What is a Headless CMS
A classical CMS provides a way to author content and a way to render that content as web-pages. A headless CMS provides content authoring but instead of web-page-rendering, it provides the content as data over an API. You then write one or more front-ends that present the content to end-users. The front-ends can be web-sites, apps, voice assistant skills, e-book generators, games etc. The grand idea is that when content is pure data, presentation modes can evolve independently of the content authoring.
A fair question then would be: what's the big deal? Can't you just stick an API on Wordpress and off you go? That leads to the other, less obvious difference: A good headless CMS is focused on authoring the content as structured data so that it is clear to the presentation layer what each piece of information means. Take this fact-box from a project page on the (Sanity powered) OMA.eu site:
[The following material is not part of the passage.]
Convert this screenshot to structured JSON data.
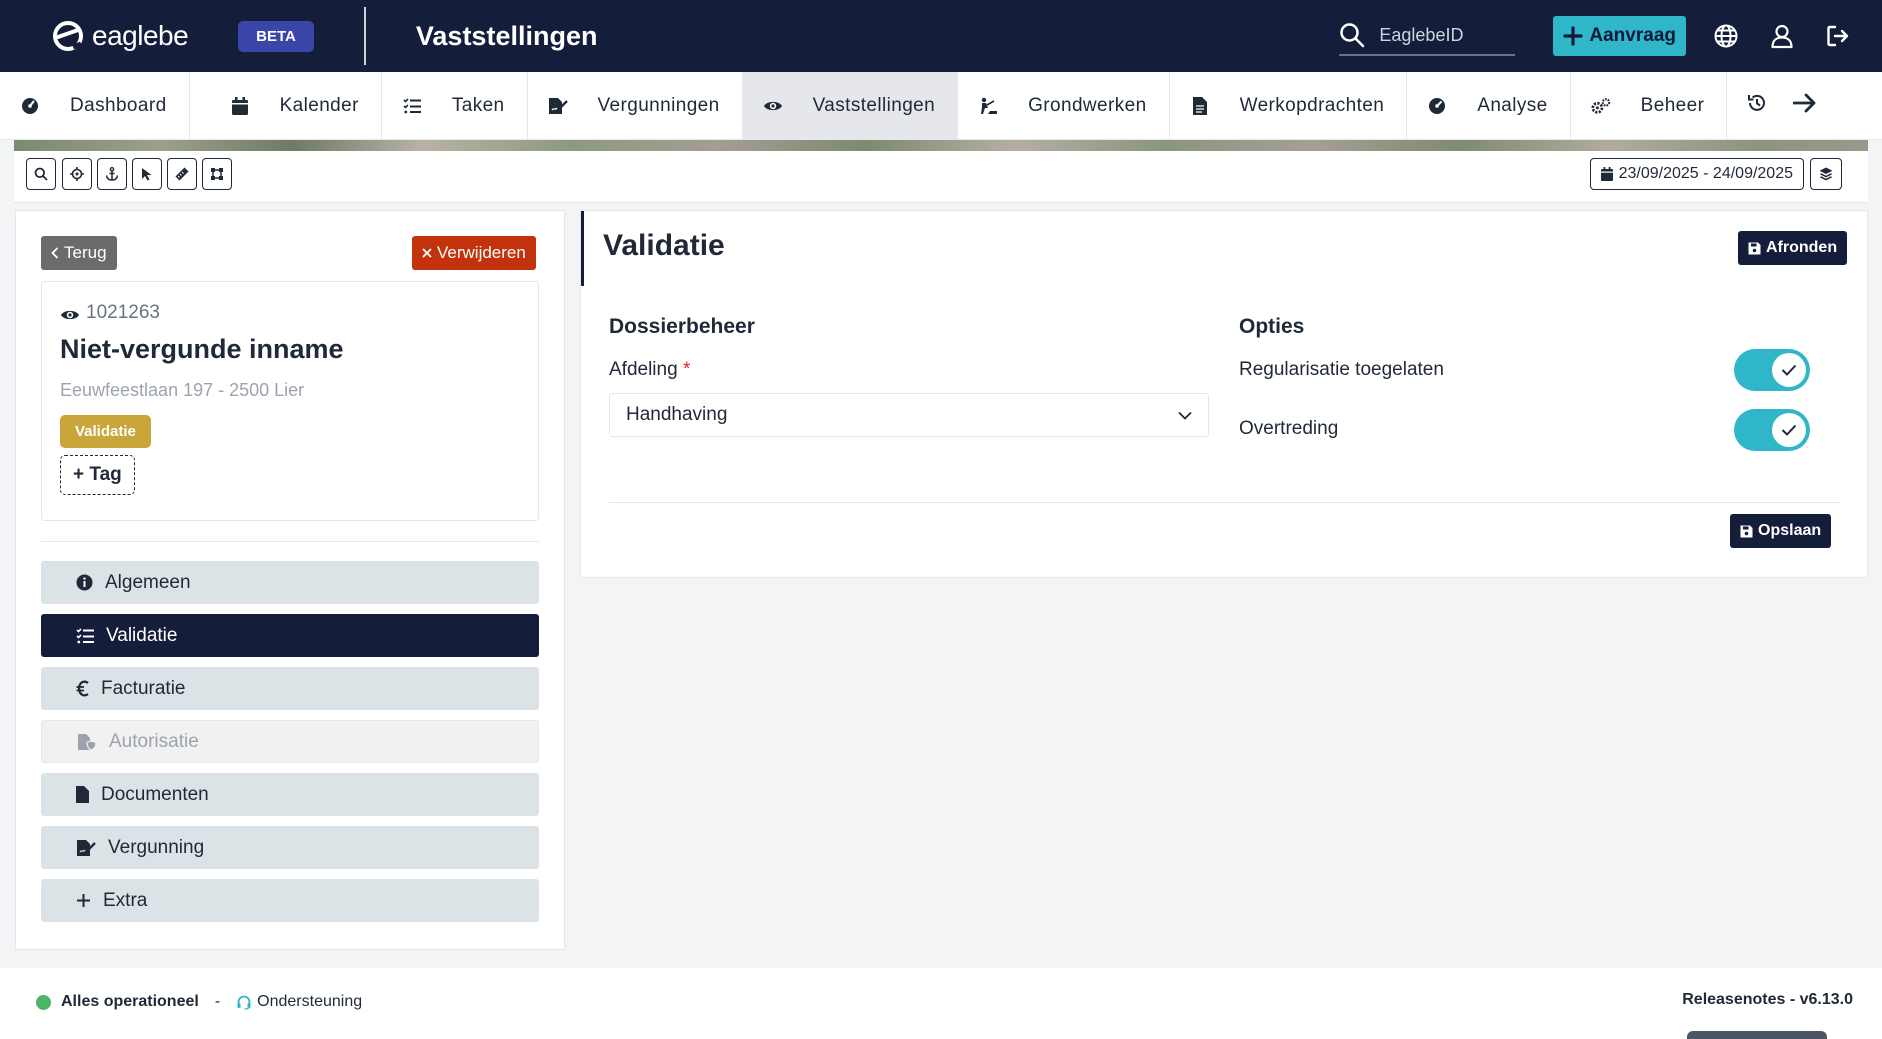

The map, timeline and bar chart here is rendered on the front-end based on geo-positions, lists of milestones and area-usage authored by the OMA editors. In their old CMS these would be authored as images and html-fragments, but with Sanity it is described as a structure of data-points with a defined meaning. This allows us to use those same data-points to provide an advanced search (give me buildings with 20-30% office space and more than 15% retail), and it has also allowed us to generate books from the exact same dataset that power their web-site.
So, the big hairy goal of a headless CMS is to disentangle the content from its presentation, thereby making the content reusable across many forms of presentations ultimately making the work spent authoring that content more valuable.